Chris Graves of the Cincinnati Enquirer also took out some time in her busy schedule to talk with us. Her coverage of the Pike County murders and the fact that she followed persons with ties to the case to Alaska was extremely intriguing. I think Graves practiced the best ethics out of any journalist we met in these two weeks, and this is evident in how she handled interviews with suspects from the Pike County murder mystery.
Mike Horsley, of WKRC-TV in Cincinnati, showed us around his TV station, and explained the everyday logistics that happen in his station. His station is part of the controversial Sinclair Broadcast Group, which was featured in an episode Last Week Tonight with John Oliver. His position on the group was very interesting, as they try to water down the bias that SBG tries to put on them.
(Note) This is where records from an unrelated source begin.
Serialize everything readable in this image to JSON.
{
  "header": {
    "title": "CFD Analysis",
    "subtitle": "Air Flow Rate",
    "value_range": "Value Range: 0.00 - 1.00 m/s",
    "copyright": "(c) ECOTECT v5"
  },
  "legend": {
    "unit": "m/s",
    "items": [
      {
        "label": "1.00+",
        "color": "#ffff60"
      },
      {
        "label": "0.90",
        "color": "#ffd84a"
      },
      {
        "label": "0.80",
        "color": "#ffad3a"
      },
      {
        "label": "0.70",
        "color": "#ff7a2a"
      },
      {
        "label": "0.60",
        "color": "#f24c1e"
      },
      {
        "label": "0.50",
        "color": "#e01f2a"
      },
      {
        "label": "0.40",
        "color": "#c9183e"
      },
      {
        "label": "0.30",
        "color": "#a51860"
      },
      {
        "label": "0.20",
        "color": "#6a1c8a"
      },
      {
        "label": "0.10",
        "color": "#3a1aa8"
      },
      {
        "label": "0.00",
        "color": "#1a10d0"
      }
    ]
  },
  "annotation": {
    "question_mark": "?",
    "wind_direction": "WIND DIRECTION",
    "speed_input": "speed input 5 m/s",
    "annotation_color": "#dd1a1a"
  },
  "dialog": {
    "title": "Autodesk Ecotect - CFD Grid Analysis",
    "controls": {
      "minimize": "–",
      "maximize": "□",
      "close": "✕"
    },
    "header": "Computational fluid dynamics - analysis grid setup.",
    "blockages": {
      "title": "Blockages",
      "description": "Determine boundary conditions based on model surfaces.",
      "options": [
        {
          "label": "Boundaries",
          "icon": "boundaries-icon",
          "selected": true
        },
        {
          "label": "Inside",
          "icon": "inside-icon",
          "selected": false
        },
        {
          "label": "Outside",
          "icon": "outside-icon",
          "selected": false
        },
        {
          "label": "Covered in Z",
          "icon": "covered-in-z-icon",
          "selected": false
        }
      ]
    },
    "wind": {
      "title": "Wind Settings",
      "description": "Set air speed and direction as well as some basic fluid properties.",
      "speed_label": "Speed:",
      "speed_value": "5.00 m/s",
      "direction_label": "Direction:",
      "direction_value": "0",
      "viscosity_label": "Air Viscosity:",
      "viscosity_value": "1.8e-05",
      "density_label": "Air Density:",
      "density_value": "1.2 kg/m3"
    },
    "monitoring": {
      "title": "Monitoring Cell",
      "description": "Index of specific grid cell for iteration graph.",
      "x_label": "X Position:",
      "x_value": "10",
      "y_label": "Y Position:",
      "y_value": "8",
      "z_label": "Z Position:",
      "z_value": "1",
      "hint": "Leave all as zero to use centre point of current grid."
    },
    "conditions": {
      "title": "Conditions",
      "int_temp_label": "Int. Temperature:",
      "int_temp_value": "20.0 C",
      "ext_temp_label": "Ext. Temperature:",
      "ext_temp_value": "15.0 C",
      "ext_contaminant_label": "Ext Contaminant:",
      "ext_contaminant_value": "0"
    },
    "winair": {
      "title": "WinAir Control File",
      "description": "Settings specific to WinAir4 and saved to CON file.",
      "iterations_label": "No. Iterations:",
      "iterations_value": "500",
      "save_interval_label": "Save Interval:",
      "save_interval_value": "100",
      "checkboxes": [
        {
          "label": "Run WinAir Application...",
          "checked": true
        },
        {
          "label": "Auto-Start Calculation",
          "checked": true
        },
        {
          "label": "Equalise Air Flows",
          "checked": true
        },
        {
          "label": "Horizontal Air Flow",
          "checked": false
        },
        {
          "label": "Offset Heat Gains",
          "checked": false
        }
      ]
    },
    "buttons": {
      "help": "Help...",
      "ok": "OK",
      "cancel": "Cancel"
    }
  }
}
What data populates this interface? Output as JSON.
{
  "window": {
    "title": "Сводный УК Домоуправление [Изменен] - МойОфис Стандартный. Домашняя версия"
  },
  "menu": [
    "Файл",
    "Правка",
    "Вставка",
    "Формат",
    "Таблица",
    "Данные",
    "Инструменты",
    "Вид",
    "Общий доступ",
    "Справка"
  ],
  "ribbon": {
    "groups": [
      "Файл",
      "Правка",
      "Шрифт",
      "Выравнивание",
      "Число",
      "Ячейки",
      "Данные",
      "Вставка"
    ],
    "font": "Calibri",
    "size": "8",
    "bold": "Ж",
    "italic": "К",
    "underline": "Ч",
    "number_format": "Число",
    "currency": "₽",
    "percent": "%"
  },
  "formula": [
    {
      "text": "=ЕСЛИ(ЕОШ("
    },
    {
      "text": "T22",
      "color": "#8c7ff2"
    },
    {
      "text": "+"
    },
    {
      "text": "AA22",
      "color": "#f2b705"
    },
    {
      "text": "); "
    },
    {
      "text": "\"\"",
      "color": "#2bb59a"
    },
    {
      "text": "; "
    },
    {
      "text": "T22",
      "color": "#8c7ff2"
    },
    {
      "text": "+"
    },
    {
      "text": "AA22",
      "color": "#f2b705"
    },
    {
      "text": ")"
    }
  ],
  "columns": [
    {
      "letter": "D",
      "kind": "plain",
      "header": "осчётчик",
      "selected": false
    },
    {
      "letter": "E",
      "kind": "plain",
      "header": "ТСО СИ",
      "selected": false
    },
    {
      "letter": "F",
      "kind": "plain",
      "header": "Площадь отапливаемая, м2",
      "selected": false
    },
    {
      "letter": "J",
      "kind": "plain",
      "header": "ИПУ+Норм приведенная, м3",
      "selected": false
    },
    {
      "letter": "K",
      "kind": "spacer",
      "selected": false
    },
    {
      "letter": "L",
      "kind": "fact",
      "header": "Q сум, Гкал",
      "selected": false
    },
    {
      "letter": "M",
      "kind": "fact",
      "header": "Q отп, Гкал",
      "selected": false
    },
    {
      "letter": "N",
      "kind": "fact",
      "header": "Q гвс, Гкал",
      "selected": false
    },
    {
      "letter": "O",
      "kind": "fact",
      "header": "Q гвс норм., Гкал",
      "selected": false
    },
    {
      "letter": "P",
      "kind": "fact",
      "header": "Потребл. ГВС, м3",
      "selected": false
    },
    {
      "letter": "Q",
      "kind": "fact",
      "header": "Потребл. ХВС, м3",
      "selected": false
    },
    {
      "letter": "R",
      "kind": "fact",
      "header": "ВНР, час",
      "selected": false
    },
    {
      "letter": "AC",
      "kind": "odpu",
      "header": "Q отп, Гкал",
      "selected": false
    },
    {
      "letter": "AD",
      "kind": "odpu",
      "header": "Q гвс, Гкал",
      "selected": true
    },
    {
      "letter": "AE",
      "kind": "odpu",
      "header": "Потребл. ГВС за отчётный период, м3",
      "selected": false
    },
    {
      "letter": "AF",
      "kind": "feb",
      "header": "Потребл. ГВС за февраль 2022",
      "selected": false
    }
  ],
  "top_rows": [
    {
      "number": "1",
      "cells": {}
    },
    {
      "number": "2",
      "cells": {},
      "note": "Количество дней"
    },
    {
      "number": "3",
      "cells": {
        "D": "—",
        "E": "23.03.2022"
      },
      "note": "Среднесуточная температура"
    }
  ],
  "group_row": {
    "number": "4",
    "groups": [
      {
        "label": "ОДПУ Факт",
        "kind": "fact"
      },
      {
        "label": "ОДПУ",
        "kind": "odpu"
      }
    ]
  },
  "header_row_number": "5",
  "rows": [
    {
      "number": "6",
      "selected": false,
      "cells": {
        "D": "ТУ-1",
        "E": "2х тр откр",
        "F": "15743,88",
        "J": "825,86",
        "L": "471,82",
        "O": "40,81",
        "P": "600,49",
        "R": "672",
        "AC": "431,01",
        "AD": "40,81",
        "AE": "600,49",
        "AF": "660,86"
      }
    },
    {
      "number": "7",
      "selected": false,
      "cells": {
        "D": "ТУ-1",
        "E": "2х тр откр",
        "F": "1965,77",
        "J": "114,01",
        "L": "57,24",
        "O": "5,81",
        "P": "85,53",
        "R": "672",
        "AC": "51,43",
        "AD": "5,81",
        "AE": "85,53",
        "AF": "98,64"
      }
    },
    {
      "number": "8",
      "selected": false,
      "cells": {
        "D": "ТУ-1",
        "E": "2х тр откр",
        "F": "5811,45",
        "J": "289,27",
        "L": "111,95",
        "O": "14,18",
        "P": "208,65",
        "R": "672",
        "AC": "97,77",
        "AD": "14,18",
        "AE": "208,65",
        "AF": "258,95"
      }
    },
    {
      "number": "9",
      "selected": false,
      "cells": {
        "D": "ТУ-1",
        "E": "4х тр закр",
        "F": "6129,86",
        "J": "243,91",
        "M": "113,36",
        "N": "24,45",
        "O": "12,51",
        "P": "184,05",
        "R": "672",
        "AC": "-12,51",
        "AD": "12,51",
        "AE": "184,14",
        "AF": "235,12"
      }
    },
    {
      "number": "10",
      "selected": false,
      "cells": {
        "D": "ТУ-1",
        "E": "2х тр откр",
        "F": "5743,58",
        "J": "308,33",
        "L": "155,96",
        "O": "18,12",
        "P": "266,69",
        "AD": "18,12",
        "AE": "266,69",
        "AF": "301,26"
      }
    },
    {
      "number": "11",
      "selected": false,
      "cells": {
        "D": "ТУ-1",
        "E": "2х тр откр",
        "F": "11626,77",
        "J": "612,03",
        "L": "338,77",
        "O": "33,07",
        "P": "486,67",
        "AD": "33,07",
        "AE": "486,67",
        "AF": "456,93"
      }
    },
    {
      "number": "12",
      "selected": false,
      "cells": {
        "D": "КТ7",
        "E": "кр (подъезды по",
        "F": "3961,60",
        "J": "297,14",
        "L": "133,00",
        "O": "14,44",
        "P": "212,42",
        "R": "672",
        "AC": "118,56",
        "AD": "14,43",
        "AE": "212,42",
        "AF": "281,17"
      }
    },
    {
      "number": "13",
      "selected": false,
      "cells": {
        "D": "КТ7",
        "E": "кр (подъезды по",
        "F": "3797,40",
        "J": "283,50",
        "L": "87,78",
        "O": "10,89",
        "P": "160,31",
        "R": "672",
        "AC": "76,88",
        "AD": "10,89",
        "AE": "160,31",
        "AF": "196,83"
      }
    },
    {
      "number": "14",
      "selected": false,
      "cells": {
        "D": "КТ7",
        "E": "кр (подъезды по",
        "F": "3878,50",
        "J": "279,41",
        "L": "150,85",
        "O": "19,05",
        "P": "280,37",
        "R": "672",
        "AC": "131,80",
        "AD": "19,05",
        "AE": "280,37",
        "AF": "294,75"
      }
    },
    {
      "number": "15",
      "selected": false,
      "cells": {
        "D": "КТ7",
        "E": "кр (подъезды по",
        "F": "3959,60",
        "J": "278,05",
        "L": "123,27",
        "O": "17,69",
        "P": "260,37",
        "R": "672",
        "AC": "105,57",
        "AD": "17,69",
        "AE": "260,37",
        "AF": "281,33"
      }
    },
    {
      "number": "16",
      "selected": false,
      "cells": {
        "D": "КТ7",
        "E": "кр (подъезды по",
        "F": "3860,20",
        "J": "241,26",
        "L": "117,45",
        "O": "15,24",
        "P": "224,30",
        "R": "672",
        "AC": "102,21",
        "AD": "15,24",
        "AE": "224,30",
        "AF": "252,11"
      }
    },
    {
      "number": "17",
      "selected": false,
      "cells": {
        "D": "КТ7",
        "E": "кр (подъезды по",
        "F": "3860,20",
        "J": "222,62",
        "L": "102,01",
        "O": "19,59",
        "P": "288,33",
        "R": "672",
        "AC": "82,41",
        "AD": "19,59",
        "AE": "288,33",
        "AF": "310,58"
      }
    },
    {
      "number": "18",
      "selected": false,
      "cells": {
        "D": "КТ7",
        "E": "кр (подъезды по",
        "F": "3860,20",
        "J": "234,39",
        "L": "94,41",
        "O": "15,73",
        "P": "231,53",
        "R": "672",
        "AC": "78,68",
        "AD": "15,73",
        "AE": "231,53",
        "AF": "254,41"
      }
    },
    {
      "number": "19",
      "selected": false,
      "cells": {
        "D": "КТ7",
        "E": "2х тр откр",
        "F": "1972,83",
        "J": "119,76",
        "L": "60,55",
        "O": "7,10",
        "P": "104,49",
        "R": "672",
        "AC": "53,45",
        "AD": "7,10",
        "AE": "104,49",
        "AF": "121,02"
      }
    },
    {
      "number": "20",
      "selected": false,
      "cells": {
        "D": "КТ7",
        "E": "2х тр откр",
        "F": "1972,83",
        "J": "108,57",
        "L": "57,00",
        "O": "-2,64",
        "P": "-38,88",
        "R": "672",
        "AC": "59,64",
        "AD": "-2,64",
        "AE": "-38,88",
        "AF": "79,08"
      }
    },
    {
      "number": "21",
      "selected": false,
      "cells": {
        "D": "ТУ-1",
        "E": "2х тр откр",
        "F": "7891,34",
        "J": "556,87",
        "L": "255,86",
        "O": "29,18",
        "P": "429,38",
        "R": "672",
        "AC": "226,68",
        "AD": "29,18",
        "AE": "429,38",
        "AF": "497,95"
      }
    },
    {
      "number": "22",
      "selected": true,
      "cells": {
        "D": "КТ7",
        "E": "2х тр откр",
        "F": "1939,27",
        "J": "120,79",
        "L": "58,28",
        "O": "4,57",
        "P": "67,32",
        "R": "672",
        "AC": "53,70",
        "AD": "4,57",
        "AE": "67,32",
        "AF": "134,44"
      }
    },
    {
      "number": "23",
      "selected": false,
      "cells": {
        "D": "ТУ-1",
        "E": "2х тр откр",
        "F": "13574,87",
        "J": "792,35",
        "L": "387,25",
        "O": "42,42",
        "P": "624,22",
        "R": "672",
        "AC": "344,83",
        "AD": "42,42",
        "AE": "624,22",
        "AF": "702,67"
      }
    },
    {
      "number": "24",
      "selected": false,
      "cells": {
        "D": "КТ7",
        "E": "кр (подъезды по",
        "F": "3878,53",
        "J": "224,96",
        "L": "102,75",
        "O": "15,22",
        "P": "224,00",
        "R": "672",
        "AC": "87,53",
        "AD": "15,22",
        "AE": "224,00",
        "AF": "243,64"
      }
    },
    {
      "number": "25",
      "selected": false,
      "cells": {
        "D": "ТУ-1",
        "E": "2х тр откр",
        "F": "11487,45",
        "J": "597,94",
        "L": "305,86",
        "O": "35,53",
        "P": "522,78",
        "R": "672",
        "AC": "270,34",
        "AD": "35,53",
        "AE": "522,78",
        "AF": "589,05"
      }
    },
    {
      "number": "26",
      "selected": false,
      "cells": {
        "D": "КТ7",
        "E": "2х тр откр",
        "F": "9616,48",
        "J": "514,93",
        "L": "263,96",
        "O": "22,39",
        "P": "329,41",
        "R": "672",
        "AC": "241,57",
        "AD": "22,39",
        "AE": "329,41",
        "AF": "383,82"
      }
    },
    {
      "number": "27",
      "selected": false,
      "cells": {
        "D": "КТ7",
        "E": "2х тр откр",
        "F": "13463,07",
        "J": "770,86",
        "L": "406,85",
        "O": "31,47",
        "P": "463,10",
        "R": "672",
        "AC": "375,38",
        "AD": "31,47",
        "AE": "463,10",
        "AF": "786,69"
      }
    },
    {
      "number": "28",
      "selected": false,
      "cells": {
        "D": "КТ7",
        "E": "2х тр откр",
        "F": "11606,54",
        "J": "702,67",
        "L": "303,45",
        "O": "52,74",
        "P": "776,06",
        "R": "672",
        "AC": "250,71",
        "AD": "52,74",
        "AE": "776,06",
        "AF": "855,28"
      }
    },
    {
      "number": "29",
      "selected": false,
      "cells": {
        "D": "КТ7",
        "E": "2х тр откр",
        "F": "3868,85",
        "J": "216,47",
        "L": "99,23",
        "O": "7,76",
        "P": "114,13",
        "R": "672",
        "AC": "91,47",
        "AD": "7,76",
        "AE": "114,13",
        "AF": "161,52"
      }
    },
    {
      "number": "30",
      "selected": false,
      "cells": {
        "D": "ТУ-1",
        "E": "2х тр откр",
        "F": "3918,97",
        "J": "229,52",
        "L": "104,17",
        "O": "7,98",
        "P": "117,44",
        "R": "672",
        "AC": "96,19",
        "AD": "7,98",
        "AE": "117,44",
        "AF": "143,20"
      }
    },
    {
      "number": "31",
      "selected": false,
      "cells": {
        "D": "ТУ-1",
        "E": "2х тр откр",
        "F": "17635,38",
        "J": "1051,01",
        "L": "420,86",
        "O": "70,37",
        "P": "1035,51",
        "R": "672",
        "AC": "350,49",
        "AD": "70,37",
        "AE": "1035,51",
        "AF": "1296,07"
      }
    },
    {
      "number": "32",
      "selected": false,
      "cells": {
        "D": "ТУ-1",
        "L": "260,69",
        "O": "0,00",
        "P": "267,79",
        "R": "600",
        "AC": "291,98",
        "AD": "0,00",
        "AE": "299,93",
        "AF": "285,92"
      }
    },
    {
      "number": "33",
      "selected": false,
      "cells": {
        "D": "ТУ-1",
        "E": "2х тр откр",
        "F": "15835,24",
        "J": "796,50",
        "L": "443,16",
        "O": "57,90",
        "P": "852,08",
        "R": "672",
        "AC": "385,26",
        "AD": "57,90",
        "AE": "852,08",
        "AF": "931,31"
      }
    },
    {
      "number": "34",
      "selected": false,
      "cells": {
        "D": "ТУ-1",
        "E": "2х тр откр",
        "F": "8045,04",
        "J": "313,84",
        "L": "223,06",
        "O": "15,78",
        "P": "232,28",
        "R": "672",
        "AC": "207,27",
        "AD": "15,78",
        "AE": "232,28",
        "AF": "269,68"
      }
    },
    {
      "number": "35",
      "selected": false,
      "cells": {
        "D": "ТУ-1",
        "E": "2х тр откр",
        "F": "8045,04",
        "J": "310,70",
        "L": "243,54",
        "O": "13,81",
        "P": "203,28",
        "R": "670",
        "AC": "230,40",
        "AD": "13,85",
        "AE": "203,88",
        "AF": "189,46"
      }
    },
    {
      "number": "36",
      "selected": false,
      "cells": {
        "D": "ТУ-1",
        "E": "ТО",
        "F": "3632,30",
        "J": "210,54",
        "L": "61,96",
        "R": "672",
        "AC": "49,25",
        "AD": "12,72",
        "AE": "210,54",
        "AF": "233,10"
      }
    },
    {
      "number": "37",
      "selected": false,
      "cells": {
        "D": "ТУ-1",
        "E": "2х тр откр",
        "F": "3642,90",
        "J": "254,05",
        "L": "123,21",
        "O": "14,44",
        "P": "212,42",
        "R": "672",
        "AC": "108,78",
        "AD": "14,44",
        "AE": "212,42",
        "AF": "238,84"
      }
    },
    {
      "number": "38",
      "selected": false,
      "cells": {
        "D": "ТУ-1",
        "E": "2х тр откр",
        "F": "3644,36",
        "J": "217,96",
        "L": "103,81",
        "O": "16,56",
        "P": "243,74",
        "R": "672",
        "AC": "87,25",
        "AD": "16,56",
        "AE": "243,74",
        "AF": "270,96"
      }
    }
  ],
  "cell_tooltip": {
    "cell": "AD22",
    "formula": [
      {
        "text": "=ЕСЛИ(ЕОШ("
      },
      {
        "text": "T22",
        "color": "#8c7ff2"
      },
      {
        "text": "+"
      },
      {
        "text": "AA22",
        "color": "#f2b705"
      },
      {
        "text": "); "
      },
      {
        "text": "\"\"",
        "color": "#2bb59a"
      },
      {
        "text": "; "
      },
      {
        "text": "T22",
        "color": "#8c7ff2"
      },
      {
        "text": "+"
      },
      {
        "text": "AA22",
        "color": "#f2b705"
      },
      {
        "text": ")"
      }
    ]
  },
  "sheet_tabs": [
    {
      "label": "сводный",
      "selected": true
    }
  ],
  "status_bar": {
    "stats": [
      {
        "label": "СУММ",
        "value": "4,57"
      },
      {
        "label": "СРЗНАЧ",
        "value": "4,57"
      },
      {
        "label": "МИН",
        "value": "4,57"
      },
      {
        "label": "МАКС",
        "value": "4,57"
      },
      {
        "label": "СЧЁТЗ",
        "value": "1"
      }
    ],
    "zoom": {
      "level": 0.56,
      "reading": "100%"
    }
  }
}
My favorite guest of all was probably Shannon Rosenberg from BuzzFeed. While I do not use BuzzFeed as a news source, I thought it was very cool to hear her job description and how BuzzFeed operates as a whole. All in all, I thoroughly enjoyed my time learning about the world of journalism and how it operates locally, nationally, and internationally.
About the author
Jack Paul is entering his senior year at Mullen High School in Denver. He enjoys anything outdoors, which includes (but is not limited to) running, biking, hiking, fishing and hunting. He is employed as a cashier at a Home Depot in his hometown of Littleton, Colo. While he does like his job, he considers it incredibly soul-crushing at times.
At Mullen, Jack is a member of several academic groups including the National Honors Society and National Latin Honors Society, with a 4.2 GPA (on a weighted 5.0 scale). His favorite subject is, without question, United States History, which he took at the AP level during his junior year. “I greatly enjoy seeing how people work,” he said. “What they do and what they think — it’s just so interesting to me. I like to investigate the causes behind huge populist movements, and see why people are so enthralled with some of them.”
Jack is also heavily invested in service work, traveling as far as the Blackfeet Indian Reservation to help those in need. He hopes that this service will keep him informed about social injustice around the nation and will provide him with the tools to create a more fair society. In college, Jack hopes to major in a government-related field or journalism, with computer science as a fallback in case something goes wrong with his first choices.